A Banksy-style protest against cameras in classrooms brings a group of middle-grade students together. For fans of Rebecca Stead, Susin Nielsen and Gordon Korman.
Dominica's private school is covered in cameras, and someone is hacking into them and posting embarrassing moments for the whole school to see. Like Ana picking her nose. When Dominica quickly changes her shirt from inside out in what she thinks is the privacy of a quiet corner in the library, she's shocked -- and embarrassed -- to discover a video has captured this and is currently circulating amongst her schoolmates. So mortifying, especially since over the past three years, they've had a half-dozen school talks about social media safety.
Who has access to the school security cameras and why are they doing this? Dominica and her best friends, Holden and Saanvi, are determined to find out, and in the process start an art-based student campaign against cameras in the classroom.
TANYA LLOYD KYI has worked as a typesetter, graphic designer and photo editor before pursing writing full-time. She is the author of Mya's Strategy to Save the World, as well as many non-fiction titles, including Shadow Warrior, nominated for the ALA's Amelia Bloomer Project List, and Eyes and Spies: How You're Tracked and Why You Should Know, which won the Montaigne Medal Award. She is also the author of middle-grade and YA novels, including Anywhere but Here, which was praised by Kirkus as having a main character whose "voice is convincingly filled with a combination of angst and nonchalance," and The Prince of Pot, shortlisted for the OLA White Pine Award.
www.tanyalloydkyi.com Twitter @tanyakyi
“As incisive as it is funny, Me and Banksy offers strongly drawn characters and sharp insights about protest, victimization, and the precarious nature of surveillance.” --STARRED REVIEW, Quill & Quire
“Me and Banksy is engaging, well-plotted, and ultimately thought-provoking novel." --CM Reviews
“Kyi . . . examines the large and small impacts of living in a surveillance society, but her faith in youth and art makes this story anything but dystopian.” --Publishers Weekly
“Kyi tackles the use of cameras and social media bullying in high schools, showing how friendship, art and self-empowerment save the day.” --BC Bookworld Magazine

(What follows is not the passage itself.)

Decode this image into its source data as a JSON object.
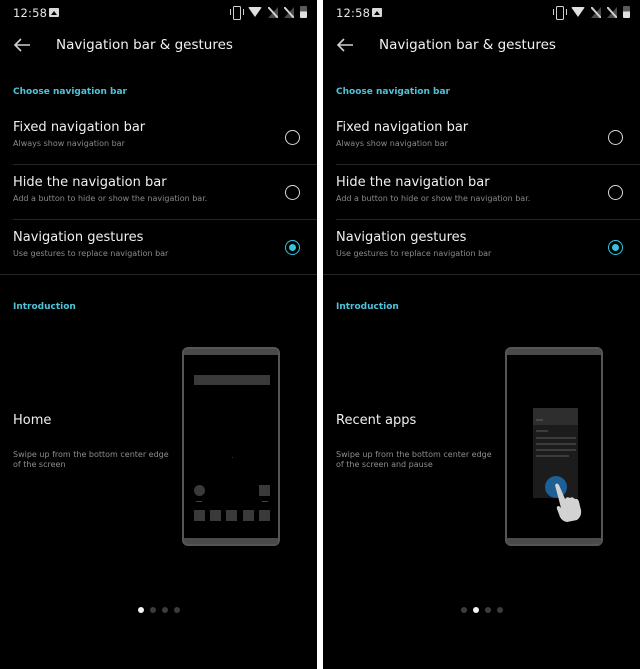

“Me and Banksy may be preoccupied with the day's technological toys, but it puts in the foreground a timeless concern: teen angst.” --Shelf Awareness